Inexperienced divers normally start off with a dive on the HMS Maori, a destroyer class ship sunk during the Germans’ relentless bombing of Malta during World War Two. Its maximum depth is 14m, resting on white sand that provides excellent contrast and reflection.
The more popular dives include the wrecks Um el Faroud – a Libyan tanker scuttled after a tragic explosion costing the lives of nine dockyard workers, and the tugboat MV Rozi – located in Cirkewwa at a depth of 35m. Both of these wrecks are relatively well preserved and divers are likely to come across some interesting marine life.
Reef and cave divers are also spoilt for choice. Comino – an uninhabited island situated between Malta and Gozo, offers some of the most fascinating network of caves on the archipelago, while cave dives like Ghar Lapsi in the south provide divers with a magical experience of deep blue luminescent seas. For the marine-life enthusiast, you’re likely to spot a wide range of sea creatures, including octopus, barracuda, scorpionfish, fireworms, and seahorses.
Situated on the northeast coast, Bugibba is part of the St Paul’s Bay area and is one of the most popular Malta holiday resorts along with its very close neighbour of Qawra. Hotels, bars, restaurants and nightlife are plentiful and there is also a man-made sandy beach with platform access over the rocky beach edge in summer. Alternatively, direct access to the beautifully clear sea & designated swimming area is available from the main square (Bay Square) in the town centre.
Bugibba is an excellent area for swimming, either in the sea or pools and for water sports & especially for boat trips around Malta, over to Gozo & the Blue Lagoon. (see map below for location of ‘boat trips jetty’. The seafront boasts shops on one side and a beautiful sea view across St Paul’s Island & Gozo opposite.
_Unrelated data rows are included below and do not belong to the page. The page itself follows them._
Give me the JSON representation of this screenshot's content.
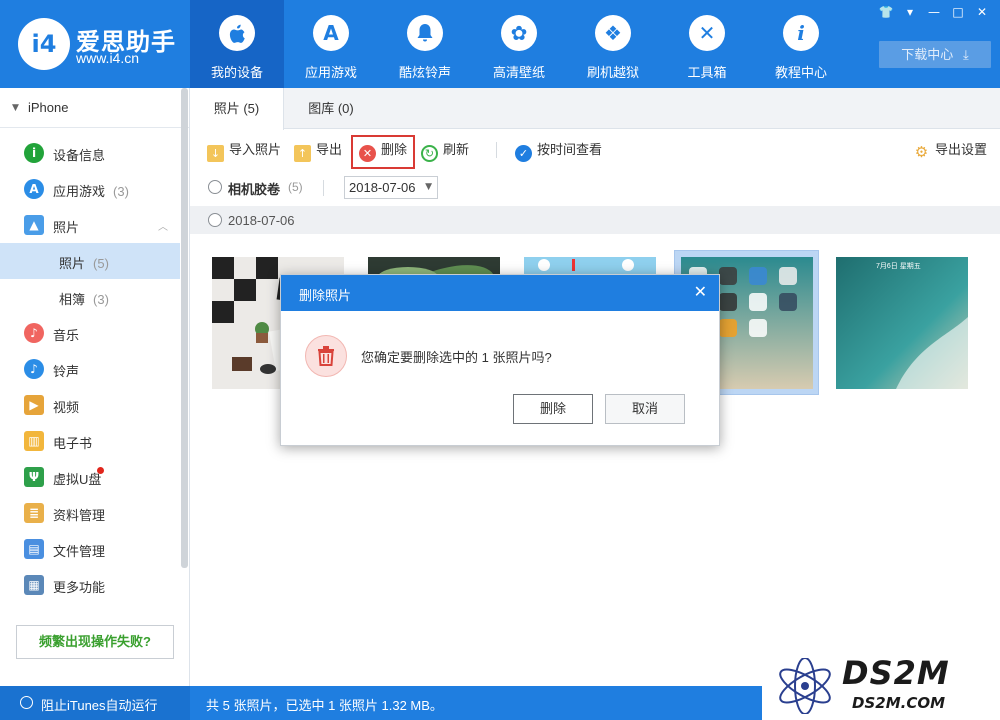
{
  "app": {
    "name": "爱思助手",
    "url": "www.i4.cn",
    "logo_mark": "i4"
  },
  "window_controls": [
    "shirt-icon",
    "menu-icon",
    "minimize-icon",
    "maximize-icon",
    "close-icon"
  ],
  "nav": {
    "items": [
      {
        "label": "我的设备",
        "icon": "apple-icon",
        "glyph": "",
        "active": true
      },
      {
        "label": "应用游戏",
        "icon": "app-store-icon",
        "glyph": "A",
        "active": false
      },
      {
        "label": "酷炫铃声",
        "icon": "bell-icon",
        "glyph": "♪",
        "active": false
      },
      {
        "label": "高清壁纸",
        "icon": "flower-icon",
        "glyph": "✿",
        "active": false
      },
      {
        "label": "刷机越狱",
        "icon": "dropbox-icon",
        "glyph": "❖",
        "active": false
      },
      {
        "label": "工具箱",
        "icon": "tools-icon",
        "glyph": "✕",
        "active": false
      },
      {
        "label": "教程中心",
        "icon": "info-icon",
        "glyph": "i",
        "active": false
      }
    ],
    "download_label": "下载中心"
  },
  "sidebar": {
    "device": "iPhone",
    "items": [
      {
        "label": "设备信息",
        "count": "",
        "icon": "info-circle-icon",
        "glyph": "i",
        "color": "#22a33a"
      },
      {
        "label": "应用游戏",
        "count": "(3)",
        "icon": "app-store-icon",
        "glyph": "A",
        "color": "#2b8de6"
      },
      {
        "label": "照片",
        "count": "",
        "icon": "photo-icon",
        "glyph": "▲",
        "color": "#4a9de8"
      },
      {
        "label": "音乐",
        "count": "",
        "icon": "music-icon",
        "glyph": "♪",
        "color": "#f06560"
      },
      {
        "label": "铃声",
        "count": "",
        "icon": "bell-icon",
        "glyph": "♪",
        "color": "#2b8de6"
      },
      {
        "label": "视频",
        "count": "",
        "icon": "video-icon",
        "glyph": "▶",
        "color": "#e6a43a"
      },
      {
        "label": "电子书",
        "count": "",
        "icon": "book-icon",
        "glyph": "▥",
        "color": "#f2b63c"
      },
      {
        "label": "虚拟U盘",
        "count": "",
        "icon": "usb-icon",
        "glyph": "Ψ",
        "color": "#2ea04a"
      },
      {
        "label": "资料管理",
        "count": "",
        "icon": "document-icon",
        "glyph": "≣",
        "color": "#e9b04a"
      },
      {
        "label": "文件管理",
        "count": "",
        "icon": "folder-icon",
        "glyph": "▤",
        "color": "#4a8fe0"
      },
      {
        "label": "更多功能",
        "count": "",
        "icon": "grid-icon",
        "glyph": "▦",
        "color": "#5b88b8"
      }
    ],
    "photo_subs": [
      {
        "label": "照片",
        "count": "(5)",
        "active": true
      },
      {
        "label": "相簿",
        "count": "(3)",
        "active": false
      }
    ],
    "help_button": "频繁出现操作失败?"
  },
  "tabs": [
    {
      "label": "照片 (5)",
      "active": true
    },
    {
      "label": "图库 (0)",
      "active": false
    }
  ],
  "toolbar": {
    "import": "导入照片",
    "export": "导出",
    "delete": "删除",
    "refresh": "刷新",
    "view_by_time": "按时间查看",
    "export_settings": "导出设置"
  },
  "filter": {
    "camera_roll": "相机胶卷",
    "camera_roll_count": "(5)",
    "date_value": "2018-07-06"
  },
  "group": {
    "date": "2018-07-06"
  },
  "photos": [
    {
      "name": "photo-1",
      "selected": false
    },
    {
      "name": "photo-2",
      "selected": false
    },
    {
      "name": "photo-3",
      "selected": false
    },
    {
      "name": "photo-4",
      "selected": true
    },
    {
      "name": "photo-5",
      "selected": false,
      "overlay_text": "7月6日 星期五"
    }
  ],
  "dialog": {
    "title": "删除照片",
    "message": "您确定要删除选中的 1 张照片吗?",
    "confirm": "删除",
    "cancel": "取消"
  },
  "status": {
    "itunes_toggle": "阻止iTunes自动运行",
    "info": "共 5 张照片，已选中 1 张照片 1.32 MB。"
  },
  "watermark": {
    "main": "DS2M",
    "sub": "DS2M.COM"
  }
}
You can choose between 3 or 4 star hotels, all inclusive or self-catering apartments in the area.
It is extremely well served by the buses, taxis and sightseeing tours for access to other places to visit both near & far on your Malta holiday.
|Trejqet il-Kulpara, Bugibba SPB 2430.
Phone: (00356) 2157 5619, 2157 7129; Fax: (00356) 2158 1573